A final comment on the Karila et al article cited above, which reviews medicinal/pharmacological Tx (Rx) treatments.  There are really three types of strategies in medication, and I think it is important to categorize potential medications as such (1) "blockers" - e.g. medications that stop the stimulant from acting, such as naltrexone.  The problem with naltrexone, which works very well with both opioids and alcohol and has shown promise with stimulants, is PATIENT NON-COMPLIANCE.  Patients may take the medication during a study, but often will stop in conjunction with resuming use.  As such, it is not really a treatment, except in long-acting forms such as the monthly IV injection of naltrexone (Vivitrol in the US, manufactured by Alkermes).  The problem with this, again, is that patients will often decline to take medication that blocks the psychoactive effects of the substance they want to use.  Blocking strategies have had weak results so far EXCEPT in conjunction with rigorous aftercare programs, such as those required of physicians in recovery and pharmacists in recovery.

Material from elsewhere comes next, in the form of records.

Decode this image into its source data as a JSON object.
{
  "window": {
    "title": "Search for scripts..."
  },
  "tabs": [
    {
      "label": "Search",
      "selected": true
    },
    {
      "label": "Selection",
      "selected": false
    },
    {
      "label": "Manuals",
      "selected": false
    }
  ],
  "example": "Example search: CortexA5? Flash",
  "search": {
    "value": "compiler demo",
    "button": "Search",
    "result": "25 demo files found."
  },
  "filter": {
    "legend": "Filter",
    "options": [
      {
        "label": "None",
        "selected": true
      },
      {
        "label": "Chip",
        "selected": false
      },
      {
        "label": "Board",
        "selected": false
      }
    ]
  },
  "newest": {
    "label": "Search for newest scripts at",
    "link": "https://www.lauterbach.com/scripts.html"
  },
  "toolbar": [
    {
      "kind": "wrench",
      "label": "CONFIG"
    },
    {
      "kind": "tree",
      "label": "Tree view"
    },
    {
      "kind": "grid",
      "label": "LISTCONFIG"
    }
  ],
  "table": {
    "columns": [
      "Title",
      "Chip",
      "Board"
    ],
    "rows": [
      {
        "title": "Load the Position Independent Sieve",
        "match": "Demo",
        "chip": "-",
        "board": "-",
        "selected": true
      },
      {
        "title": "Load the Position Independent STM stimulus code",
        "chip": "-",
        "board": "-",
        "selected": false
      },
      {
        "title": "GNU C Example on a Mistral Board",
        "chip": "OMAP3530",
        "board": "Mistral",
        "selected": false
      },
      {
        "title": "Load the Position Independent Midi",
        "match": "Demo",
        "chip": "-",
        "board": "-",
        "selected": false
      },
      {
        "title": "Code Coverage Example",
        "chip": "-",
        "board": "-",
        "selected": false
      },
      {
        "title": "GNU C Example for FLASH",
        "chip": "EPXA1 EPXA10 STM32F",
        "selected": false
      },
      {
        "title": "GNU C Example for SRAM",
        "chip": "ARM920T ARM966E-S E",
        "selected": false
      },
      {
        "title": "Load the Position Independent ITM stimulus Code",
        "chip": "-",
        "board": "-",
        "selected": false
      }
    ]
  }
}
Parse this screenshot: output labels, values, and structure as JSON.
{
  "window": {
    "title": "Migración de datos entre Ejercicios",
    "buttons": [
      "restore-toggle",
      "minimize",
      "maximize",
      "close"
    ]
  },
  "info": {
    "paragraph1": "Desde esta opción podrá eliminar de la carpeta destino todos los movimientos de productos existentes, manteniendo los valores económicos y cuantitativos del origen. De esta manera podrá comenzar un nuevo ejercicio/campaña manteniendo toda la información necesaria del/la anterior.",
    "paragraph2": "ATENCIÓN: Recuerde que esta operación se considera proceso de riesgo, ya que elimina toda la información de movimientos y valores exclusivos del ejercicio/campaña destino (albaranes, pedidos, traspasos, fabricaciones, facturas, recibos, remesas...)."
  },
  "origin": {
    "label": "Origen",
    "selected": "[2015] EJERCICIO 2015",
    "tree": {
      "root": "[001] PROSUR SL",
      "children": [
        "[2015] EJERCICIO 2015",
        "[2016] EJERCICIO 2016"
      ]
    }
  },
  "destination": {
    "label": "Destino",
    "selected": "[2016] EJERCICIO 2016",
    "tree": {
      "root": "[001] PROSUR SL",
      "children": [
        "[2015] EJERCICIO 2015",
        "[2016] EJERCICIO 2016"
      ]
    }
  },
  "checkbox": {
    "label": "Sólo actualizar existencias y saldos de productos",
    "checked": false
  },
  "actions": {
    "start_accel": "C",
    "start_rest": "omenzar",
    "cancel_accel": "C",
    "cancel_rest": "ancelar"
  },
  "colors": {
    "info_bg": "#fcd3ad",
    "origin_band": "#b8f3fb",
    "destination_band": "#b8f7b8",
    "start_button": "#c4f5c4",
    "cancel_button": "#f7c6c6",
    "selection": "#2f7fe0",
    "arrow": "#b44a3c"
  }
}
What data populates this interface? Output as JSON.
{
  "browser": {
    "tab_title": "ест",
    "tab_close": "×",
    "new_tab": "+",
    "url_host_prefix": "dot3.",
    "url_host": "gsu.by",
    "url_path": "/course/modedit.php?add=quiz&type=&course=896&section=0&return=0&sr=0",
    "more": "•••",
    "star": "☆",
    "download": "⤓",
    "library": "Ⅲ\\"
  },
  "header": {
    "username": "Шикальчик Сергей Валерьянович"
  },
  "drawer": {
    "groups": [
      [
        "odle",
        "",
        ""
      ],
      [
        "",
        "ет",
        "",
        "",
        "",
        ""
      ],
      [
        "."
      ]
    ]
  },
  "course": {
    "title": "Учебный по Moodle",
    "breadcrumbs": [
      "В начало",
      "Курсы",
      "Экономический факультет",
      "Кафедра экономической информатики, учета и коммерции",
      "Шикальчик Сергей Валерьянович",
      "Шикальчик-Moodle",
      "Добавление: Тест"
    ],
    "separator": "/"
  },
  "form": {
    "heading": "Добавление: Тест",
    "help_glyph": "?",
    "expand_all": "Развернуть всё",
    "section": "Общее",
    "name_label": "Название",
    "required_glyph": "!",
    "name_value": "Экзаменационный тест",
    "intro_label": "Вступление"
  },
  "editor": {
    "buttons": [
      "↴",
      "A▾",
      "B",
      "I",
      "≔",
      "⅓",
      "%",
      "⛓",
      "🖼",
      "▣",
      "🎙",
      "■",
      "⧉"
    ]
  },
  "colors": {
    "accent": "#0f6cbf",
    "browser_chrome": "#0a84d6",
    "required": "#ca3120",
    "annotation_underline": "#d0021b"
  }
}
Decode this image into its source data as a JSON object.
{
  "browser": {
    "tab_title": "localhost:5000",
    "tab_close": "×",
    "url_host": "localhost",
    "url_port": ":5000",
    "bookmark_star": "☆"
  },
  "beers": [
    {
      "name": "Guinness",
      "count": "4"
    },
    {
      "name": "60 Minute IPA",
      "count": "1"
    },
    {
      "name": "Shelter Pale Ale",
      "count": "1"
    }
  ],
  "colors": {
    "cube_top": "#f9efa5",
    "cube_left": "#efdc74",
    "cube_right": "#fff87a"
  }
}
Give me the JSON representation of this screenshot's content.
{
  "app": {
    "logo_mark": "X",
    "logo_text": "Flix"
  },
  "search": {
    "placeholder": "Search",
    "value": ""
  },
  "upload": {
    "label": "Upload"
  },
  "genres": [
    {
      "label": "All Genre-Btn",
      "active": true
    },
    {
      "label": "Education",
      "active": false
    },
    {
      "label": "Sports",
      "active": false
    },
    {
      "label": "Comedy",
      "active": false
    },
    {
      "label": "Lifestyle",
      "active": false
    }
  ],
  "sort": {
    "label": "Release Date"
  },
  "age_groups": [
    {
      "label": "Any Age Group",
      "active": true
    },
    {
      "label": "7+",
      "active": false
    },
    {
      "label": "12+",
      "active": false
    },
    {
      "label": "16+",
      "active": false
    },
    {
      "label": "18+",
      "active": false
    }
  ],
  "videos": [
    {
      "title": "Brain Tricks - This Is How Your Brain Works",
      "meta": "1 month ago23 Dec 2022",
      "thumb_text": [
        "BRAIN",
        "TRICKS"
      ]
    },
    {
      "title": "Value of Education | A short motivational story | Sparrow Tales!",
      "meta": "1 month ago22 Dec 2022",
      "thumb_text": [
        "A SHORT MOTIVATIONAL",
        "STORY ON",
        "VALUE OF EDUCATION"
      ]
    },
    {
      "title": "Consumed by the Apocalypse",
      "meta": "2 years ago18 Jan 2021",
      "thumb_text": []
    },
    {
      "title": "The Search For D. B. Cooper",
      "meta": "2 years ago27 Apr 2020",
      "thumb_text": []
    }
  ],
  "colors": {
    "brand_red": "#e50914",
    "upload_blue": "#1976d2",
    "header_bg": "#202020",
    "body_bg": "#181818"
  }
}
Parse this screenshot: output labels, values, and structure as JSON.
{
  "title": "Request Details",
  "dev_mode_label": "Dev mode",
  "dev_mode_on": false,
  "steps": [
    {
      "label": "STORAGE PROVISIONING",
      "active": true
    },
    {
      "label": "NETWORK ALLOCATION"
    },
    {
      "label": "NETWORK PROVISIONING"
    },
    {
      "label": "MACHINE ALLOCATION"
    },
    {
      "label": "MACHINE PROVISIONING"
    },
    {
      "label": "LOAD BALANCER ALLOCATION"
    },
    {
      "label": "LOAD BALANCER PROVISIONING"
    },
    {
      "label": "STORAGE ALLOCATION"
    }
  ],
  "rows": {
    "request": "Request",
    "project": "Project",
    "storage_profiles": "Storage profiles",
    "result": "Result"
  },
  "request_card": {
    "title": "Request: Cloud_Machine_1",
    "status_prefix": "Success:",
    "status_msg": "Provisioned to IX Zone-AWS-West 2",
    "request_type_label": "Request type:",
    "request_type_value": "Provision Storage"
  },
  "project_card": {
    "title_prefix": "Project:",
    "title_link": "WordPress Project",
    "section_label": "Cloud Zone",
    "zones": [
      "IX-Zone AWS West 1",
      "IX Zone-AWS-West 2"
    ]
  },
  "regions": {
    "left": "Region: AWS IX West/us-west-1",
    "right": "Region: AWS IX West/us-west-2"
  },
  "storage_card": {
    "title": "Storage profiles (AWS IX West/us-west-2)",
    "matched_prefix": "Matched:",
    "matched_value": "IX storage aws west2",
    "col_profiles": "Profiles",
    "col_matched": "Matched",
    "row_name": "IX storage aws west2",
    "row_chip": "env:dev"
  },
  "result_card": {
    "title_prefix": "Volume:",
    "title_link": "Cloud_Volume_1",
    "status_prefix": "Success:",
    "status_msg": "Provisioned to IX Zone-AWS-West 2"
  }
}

 (2) "Mitigating medications".  In my opinion, these show the most promise.  Bupropion, for example, is a very WEAK stimulant (and antidepressant and anxiolytic in some patients) - and if it can provide enough dopamine/norepinephrine/adrenaline upregulation that a patient will resist the urge to use a much stronger stimulant, then it is BY FAR a better alternative 
(3) substitution (harm reduction).  As Karila et al note, substitution with d-amphetamine, a STRONG stimulant, logically shows promise.  However, as with any substitution strategy, the patient remains dependent on a substitute stimulant with dangerous morbidity - but which may arguably be substantially less harmful than dependence on methamphetamine.  The Karila review, written in 2010, concludes "Despite the lack of success in most studies to date, increasing efforts are being made to develop medications for the treatment of methamphetamine dependence and several promising agents are targets of further research."  I am unaware of any such compounds emerging as likely candidates for medicinal treatment in the past several years.  
Furthermore, LONG-TERM COMPLIANCE is something that is rarely studied in the RCTs cited by Karila.  Unfortunately, there seems to be an inverse relationship between the effectiveness (measured in terms of pt quality of life) and pt compliance on medication.  With a blocking strategy, you get LOW LONG TERM COMPLIANCE, and with a strong-substitution strategy, you get much higher compliance (naturally) but then you are really just switching the patient from methamphetamine to a stimulant with less deleterious effects, while you try to keep the dose at a steady level (very difficult given rapid tolerance and relatively flat dose-response curves of many stimulant-substitution alternatives).  I am personally (subjectively) much more optimistic about opioid substitution therapy than I am about stimulant substation therapy for that reason -- but I have no data to  back up this conjecture.